The fifth trustee was their finical backer, Swami Vishnu Devananda, also known as Vishnudevananda Saraswati, the peace activist, yoga teacher and disciple of Swami Sivananda. Two years later, Saraswati flew a “peace plane” from Boston to Northern Ireland, where he and the actor Peter Sellers went to the Unity flats in Belfast to spread a message of peace and love. “One day it may be possible like a fairy story for everybody in this whole world, not just here, not just anywhere, to live together in peace and happiness,” Sellers said at the time.
Mr Sivananda's attempt at head-sitting yoga contemplation had to be postponed because of the somewhat rough sea
In north Dublin, the reception wasn’t as welcoming. On October 3rd, it was reported that the Fianna Fáil TD Des Foley had written to the then taoiseach Jack Lynch, “urging him to use every means at his disposal to prevent London hippies establishing a colony on St Patrick’s Island, off Skerries”. This urgency came after a day of activity on the island, as reported in the newspaper on October 1st, 1969.

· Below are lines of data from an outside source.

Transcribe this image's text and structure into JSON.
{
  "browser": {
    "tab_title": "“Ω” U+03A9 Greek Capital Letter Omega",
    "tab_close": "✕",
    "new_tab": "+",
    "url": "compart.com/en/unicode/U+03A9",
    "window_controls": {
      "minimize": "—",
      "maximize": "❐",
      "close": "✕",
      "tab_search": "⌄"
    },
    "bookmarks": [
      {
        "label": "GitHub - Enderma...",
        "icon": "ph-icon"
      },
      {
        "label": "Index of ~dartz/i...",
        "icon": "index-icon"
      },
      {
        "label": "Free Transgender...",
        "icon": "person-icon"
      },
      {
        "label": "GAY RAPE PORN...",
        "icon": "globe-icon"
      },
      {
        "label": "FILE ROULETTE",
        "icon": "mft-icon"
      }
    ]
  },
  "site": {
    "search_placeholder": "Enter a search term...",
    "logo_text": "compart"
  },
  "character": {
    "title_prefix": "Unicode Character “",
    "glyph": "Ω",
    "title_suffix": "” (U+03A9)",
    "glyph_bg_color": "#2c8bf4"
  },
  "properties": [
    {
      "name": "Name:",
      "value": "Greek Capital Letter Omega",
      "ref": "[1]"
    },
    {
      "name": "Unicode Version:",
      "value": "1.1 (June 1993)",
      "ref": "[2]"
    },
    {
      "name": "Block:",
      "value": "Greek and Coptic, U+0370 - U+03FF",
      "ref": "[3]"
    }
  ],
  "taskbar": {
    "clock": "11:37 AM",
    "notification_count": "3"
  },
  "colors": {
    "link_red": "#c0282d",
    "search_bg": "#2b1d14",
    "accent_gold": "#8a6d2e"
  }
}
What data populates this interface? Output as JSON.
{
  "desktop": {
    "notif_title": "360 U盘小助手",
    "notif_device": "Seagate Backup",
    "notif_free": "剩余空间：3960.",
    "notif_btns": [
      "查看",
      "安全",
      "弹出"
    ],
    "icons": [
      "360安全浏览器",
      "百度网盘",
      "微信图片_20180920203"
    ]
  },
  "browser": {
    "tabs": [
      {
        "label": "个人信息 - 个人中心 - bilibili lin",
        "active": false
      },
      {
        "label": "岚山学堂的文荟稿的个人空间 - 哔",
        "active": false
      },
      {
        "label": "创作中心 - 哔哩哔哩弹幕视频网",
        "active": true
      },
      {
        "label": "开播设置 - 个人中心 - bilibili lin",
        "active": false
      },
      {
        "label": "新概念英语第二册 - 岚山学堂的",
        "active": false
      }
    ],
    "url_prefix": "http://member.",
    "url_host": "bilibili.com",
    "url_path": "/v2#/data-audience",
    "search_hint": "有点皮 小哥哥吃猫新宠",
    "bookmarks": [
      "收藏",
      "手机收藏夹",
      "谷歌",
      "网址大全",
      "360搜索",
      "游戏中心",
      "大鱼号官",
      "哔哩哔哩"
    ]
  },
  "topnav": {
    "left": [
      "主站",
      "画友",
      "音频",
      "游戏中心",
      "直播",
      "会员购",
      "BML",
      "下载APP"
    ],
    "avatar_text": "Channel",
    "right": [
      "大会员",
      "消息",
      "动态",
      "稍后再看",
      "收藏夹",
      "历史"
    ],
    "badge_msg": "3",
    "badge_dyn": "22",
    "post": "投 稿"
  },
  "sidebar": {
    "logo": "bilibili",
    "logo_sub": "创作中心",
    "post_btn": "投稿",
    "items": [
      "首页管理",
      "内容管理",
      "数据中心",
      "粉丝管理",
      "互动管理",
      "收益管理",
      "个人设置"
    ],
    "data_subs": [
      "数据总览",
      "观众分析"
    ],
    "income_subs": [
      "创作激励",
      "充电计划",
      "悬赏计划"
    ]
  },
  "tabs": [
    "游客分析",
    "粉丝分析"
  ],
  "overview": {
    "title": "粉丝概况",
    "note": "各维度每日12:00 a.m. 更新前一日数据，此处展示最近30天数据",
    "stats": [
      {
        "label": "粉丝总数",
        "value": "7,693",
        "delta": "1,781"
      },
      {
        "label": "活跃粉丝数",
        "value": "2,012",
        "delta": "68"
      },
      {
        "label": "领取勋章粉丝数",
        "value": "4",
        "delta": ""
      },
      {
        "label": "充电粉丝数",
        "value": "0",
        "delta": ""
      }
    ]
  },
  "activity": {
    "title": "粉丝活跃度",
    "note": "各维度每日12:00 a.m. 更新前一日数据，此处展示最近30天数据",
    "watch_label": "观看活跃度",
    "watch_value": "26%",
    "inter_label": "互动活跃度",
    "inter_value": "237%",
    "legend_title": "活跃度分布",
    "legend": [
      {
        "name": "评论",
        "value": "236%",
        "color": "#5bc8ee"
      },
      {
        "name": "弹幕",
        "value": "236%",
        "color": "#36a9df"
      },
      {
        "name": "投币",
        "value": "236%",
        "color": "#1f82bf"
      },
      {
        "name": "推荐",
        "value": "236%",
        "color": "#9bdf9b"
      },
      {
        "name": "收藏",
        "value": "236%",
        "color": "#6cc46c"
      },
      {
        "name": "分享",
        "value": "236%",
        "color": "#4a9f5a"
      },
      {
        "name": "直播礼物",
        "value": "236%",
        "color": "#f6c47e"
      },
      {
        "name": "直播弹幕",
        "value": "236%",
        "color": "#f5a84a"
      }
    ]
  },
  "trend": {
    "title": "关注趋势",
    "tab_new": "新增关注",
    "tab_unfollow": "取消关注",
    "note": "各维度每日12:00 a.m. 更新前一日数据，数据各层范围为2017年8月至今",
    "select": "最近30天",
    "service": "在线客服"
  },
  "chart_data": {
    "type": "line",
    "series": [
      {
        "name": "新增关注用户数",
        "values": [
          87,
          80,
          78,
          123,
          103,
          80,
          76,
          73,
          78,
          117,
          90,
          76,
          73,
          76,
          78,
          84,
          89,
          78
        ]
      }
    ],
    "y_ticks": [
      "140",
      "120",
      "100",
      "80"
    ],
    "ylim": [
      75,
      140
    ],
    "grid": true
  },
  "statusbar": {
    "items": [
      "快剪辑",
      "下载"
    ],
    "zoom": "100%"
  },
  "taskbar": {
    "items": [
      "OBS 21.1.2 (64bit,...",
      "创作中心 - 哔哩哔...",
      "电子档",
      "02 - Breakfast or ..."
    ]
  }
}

“A three-man hippy delegation, complete with camp followers, yesterday paid a visit to St Patrick’s Island off Skerries, Co Dublin, which they are considering buying. If the deal goes through, the deserted, rat-infested, 20-acre island, one and a half miles off the Irish coast will be turned into a centre for peace, love and meditation,” the report read. The delegation included Harris and Rawle. “Boatmen in Skerries did a thriving business yesterday as hippies and journalists were ferried over to the island. En route, Mr Sivananda’s attempt at head-sitting yoga contemplation had to be postponed because of the somewhat rough sea, but on the island he obligingly stood on his head for an I.T.N. camera team.”
But the dream of the island commune was not to be. “Hippies Staying Away From Skerries Island”, a headline ran on October 18th. Harris said they had decided against following through with the deal on the basis that the island was too small and had no water. Instead, the group took a lease on a house on Portobello Road in London. Even before that decision was made, Harris’s thoughts were clearly drifting away from the island, and he began planning a three-day hippy pop happening in the Ring of Kerry.
Rawle, meanwhile, who was one of the central figures in the London squatters movement, was drawn back to Ireland, this time to the west coast. John Lennon, who was friends with Rawle, invited him to form a commune on Dorinish, an island he owned in Clew Bay, Co Mayo. That commune lasted from 1970 until 1972.